“If unions are forced to picket hard to prevent scabs going in, then the strikes are going to get more violent,” he said. “If the company can bring in people to do the job of the people who go on strike, there’s very little the unions can do short of mounting large scale campaigns.”

Though anti-scab legislation has been unsuccessfully raised at the federal level over the past 14 years, Benson said the timing has never been better after the Liberal government won a majority in October. The Liberal agenda has so far been labour-friendly, and the government has made a point of repairing some of the damage done to public service labour relations — namely repealing Bills C-377 and C-525, to much union fanfare.

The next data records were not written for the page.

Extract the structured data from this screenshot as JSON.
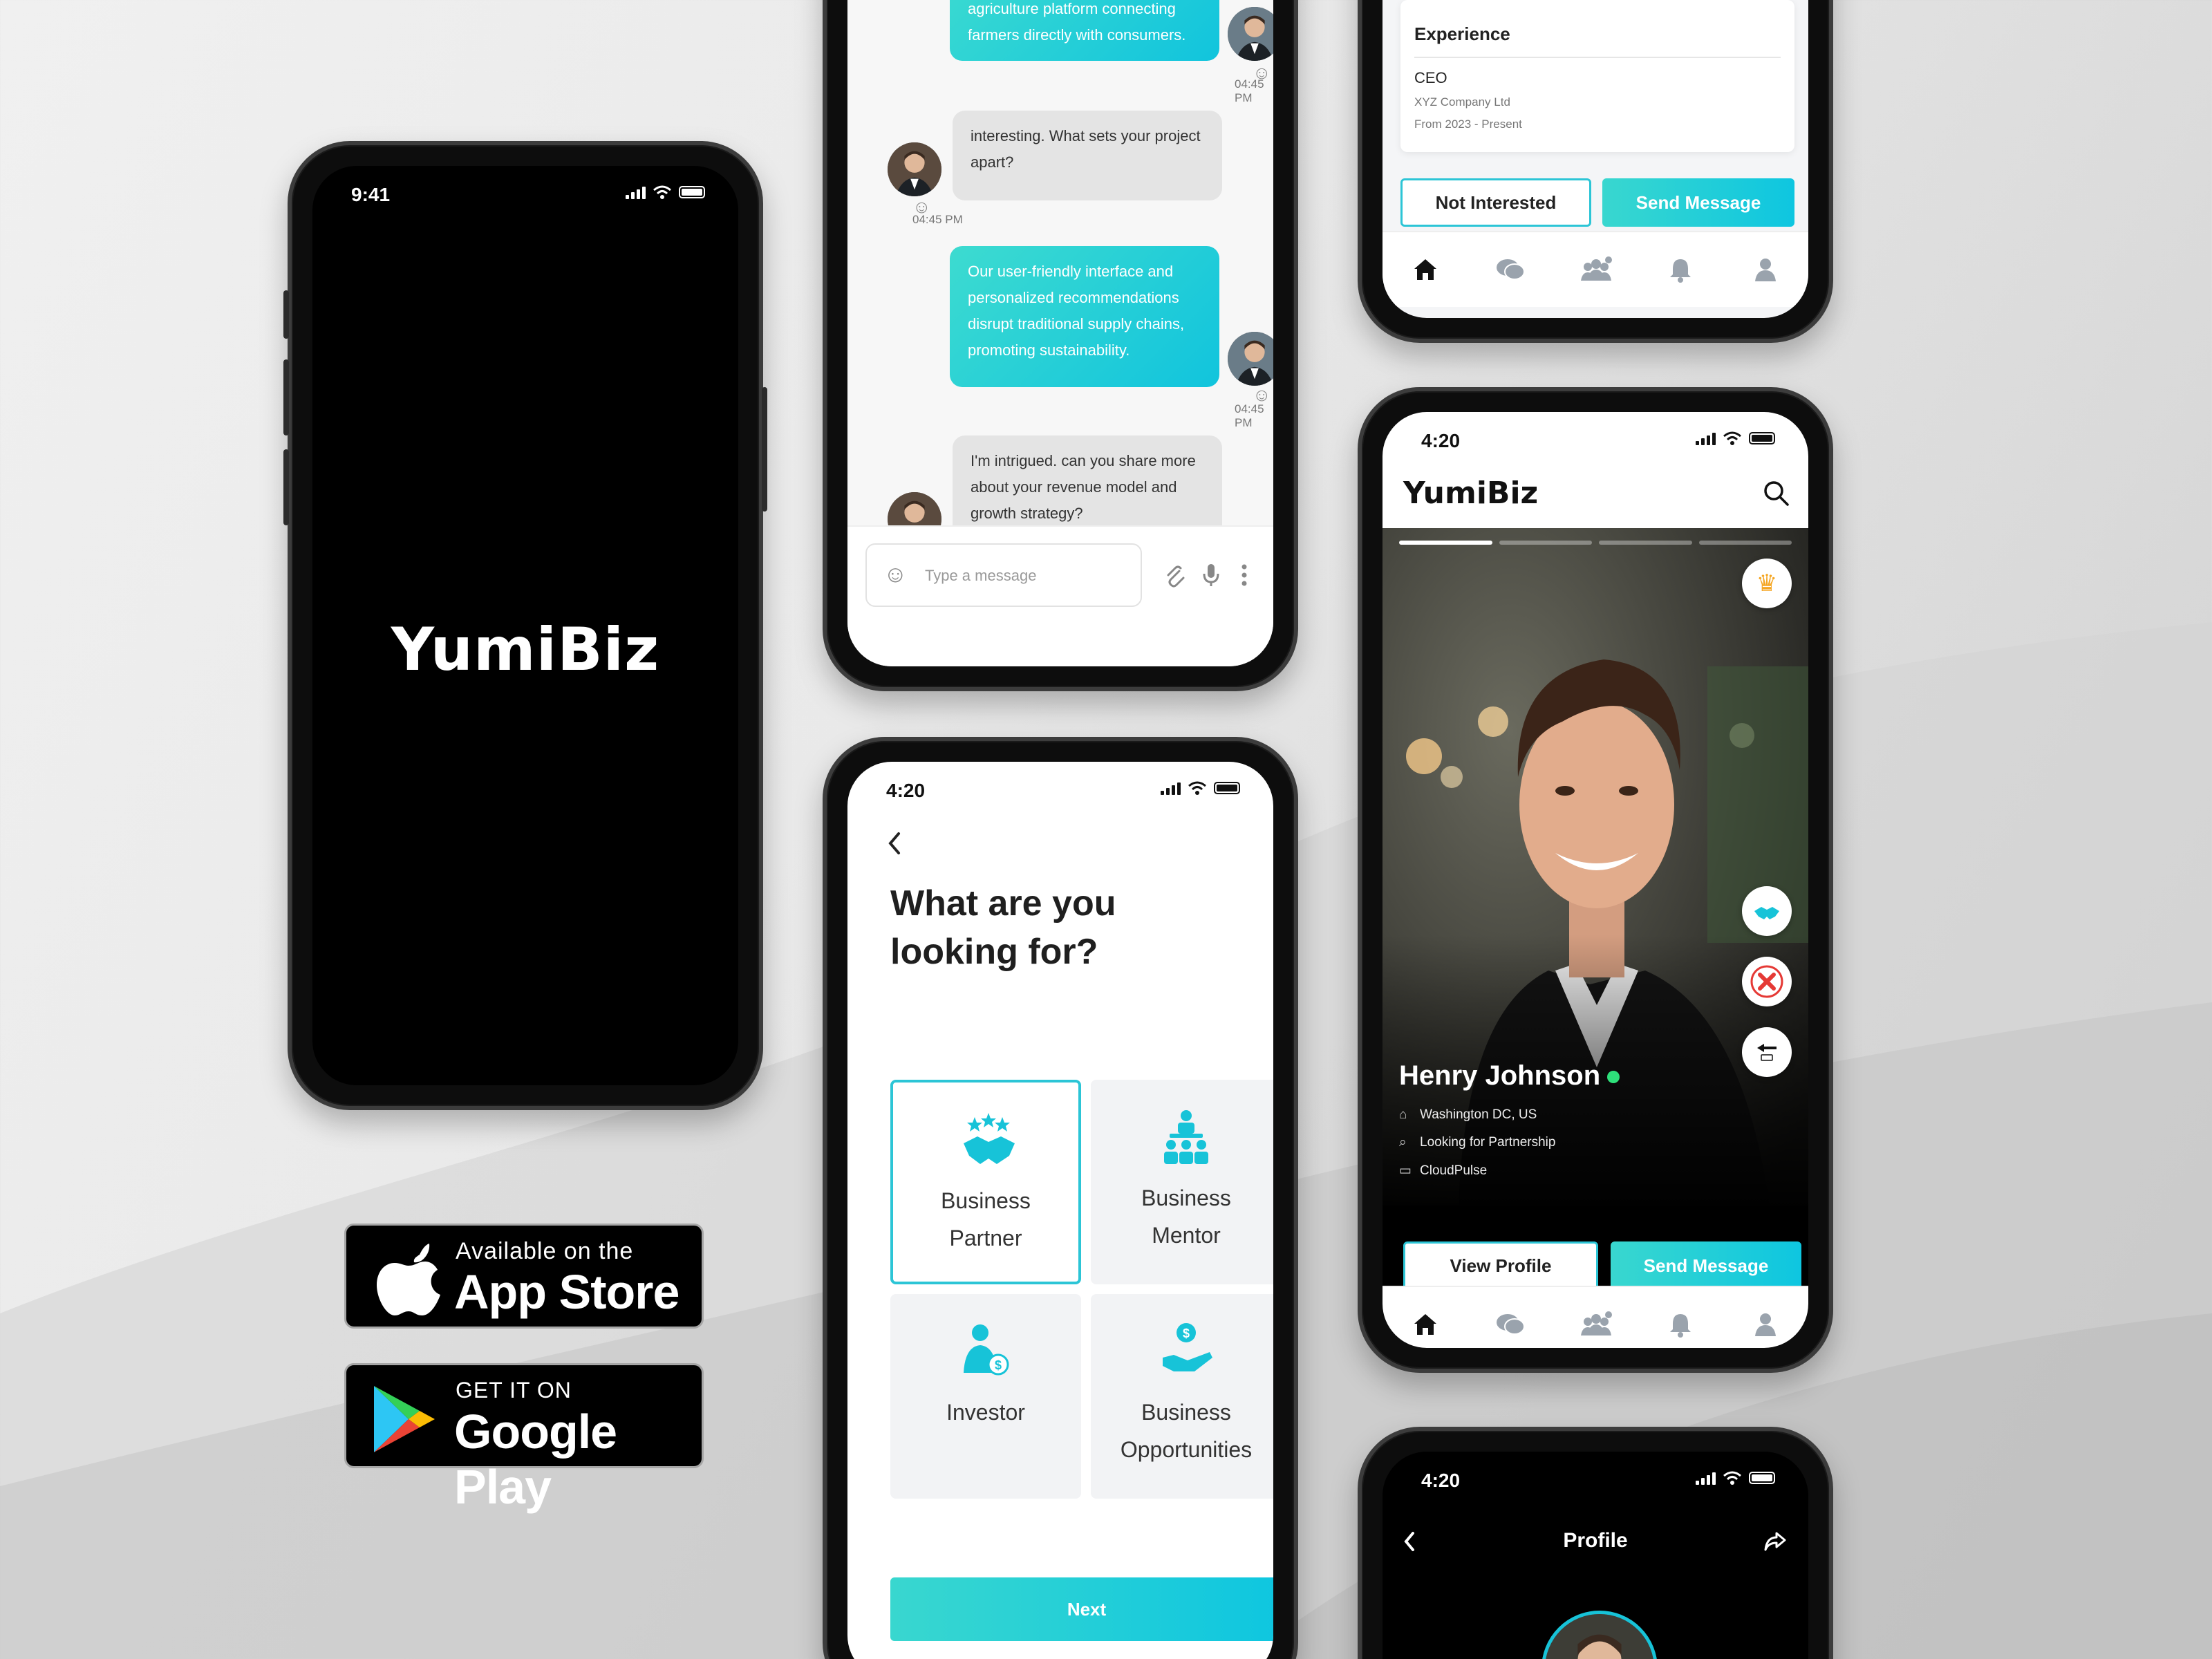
{
  "splash": {
    "time": "9:41",
    "logo": "YumiBiz"
  },
  "chat": {
    "messages": [
      {
        "text": "agriculture platform connecting farmers directly with consumers.",
        "from": "me"
      },
      {
        "time": "04:45 PM"
      },
      {
        "text": "interesting. What sets your project apart?",
        "from": "them"
      },
      {
        "time": "04:45 PM"
      },
      {
        "text": "Our user-friendly interface and personalized recommendations disrupt traditional supply chains, promoting sustainability.",
        "from": "me"
      },
      {
        "time": "04:45 PM"
      },
      {
        "text": "I'm intrigued. can you share more about your revenue model and growth strategy?",
        "from": "them"
      }
    ],
    "input_placeholder": "Type a message"
  },
  "looking_for": {
    "time": "4:20",
    "title": "What are you looking for?",
    "options": [
      {
        "label": "Business Partner",
        "icon": "handshake-stars-icon",
        "selected": true
      },
      {
        "label": "Business Mentor",
        "icon": "mentor-group-icon",
        "selected": false
      },
      {
        "label": "Investor",
        "icon": "investor-icon",
        "selected": false
      },
      {
        "label": "Business Opportunities",
        "icon": "hand-coin-icon",
        "selected": false
      }
    ],
    "next_label": "Next"
  },
  "experience": {
    "title": "Experience",
    "role": "CEO",
    "company": "XYZ Company Ltd",
    "dates": "From 2023 - Present",
    "not_interested_label": "Not Interested",
    "send_message_label": "Send Message"
  },
  "discover": {
    "time": "4:20",
    "logo": "YumiBiz",
    "name": "Henry Johnson",
    "location": "Washington DC, US",
    "looking": "Looking for Partnership",
    "company": "CloudPulse",
    "view_profile_label": "View Profile",
    "send_message_label": "Send Message"
  },
  "profile": {
    "time": "4:20",
    "title": "Profile"
  },
  "stores": {
    "apple_line1": "Available on the",
    "apple_line2": "App Store",
    "google_line1": "GET IT ON",
    "google_line2": "Google Play"
  },
  "colors": {
    "accent": "#15C7DC",
    "accent_light": "#3DDBD0",
    "online": "#2EE07A",
    "decline": "#E53935"
  },
  "tabbar_icons": [
    "home-icon",
    "chat-icon",
    "people-icon",
    "bell-icon",
    "user-icon"
  ]
}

Passed by the previous Conservative government, Bill C-377 would have forced unions to publicly disclose spending upwards of $5,000 as well as executive salaries, whereas Bill C-525 changed certification rules in federal workplaces, essentially making unionization more difficult. The Liberals are repealing both.

Benson said she’s hopeful the anti-scab bill will receive royal assent.

“It’s been clear the government is wanting to create a new era of labour relations that’s open and fair, and they’ve been talking about leveling the playing field,” she said. “We’re getting a better climate, a better environment for good negotiations on both sides.”

The Canada Labour Code already addresses replacement workers, though only briefly.

As it stands, replacement workers cannot be hired for the demonstrable purpose of undermining the union in the case of a dispute, but rather for the purpose of operating the business. Essentially, the employer must signal its willingness to continue bargaining in good faith to be able to legally hire replacement workers during a dispute.

Quebec precedent

However, in Quebec, less violent, shorter strikes appear to be a myth, according to Ronald McRobie, a lawyer at Fasken Martineau’s Montreal office who has spent the majority of his practice on the province’s anti-scab legislation since the 1970s.

“In Quebec, a lot of myths have sprung up about this law being positive about reducing the length or violence of labour disputes, but it’s not really true,” he said. “I think it’s obvious, yes there’s less violence, but there’s less violence everywhere, compared to the rest of the country.”

McRobie said it’s also not true Quebec has shorter strikes than elsewhere in Canada because of its anti-scab laws, which have been amended over the past few years to now include only managerial staff as acceptable personnel who can work during a dispute.

That’s because the law affects different industries differently, he said. For example an airline or railway would have trouble training thousands of replacement workers to perform such specific duties required to do the job. And because Quebec’s service industry lends itself well to a mobile labour force, some employers are moving the work out-of-province, he added.

“The bargaining power of union and employer will vary,” he added.

Pressure on provinces?

Anti-scab legislation has long been supported by unions, including the Canadian Union of Public Employees, which lauded Bill C-234.

Among the possible outcomes, the one certainty is that the NDP’s anti-scab bill opens the way for unions to put pressure on provincial governments and employers, as well as educate their membership on such laws, according to Nesbitt.

Because most are covered under provincial labour laws, anti-scab legislation would weigh much more heavily on the population if the remaining provinces follow Quebec, British Columbia and Ottawa, should it pass there.

“It is only affecting federally regulated workplaces, so the impact will be to place pressure on the provinces,” Nesbitt said. “I think it opens up possibilities for organized labour at the provincial level to put pressure on governments. That’s the only certain effect.”

Latest stories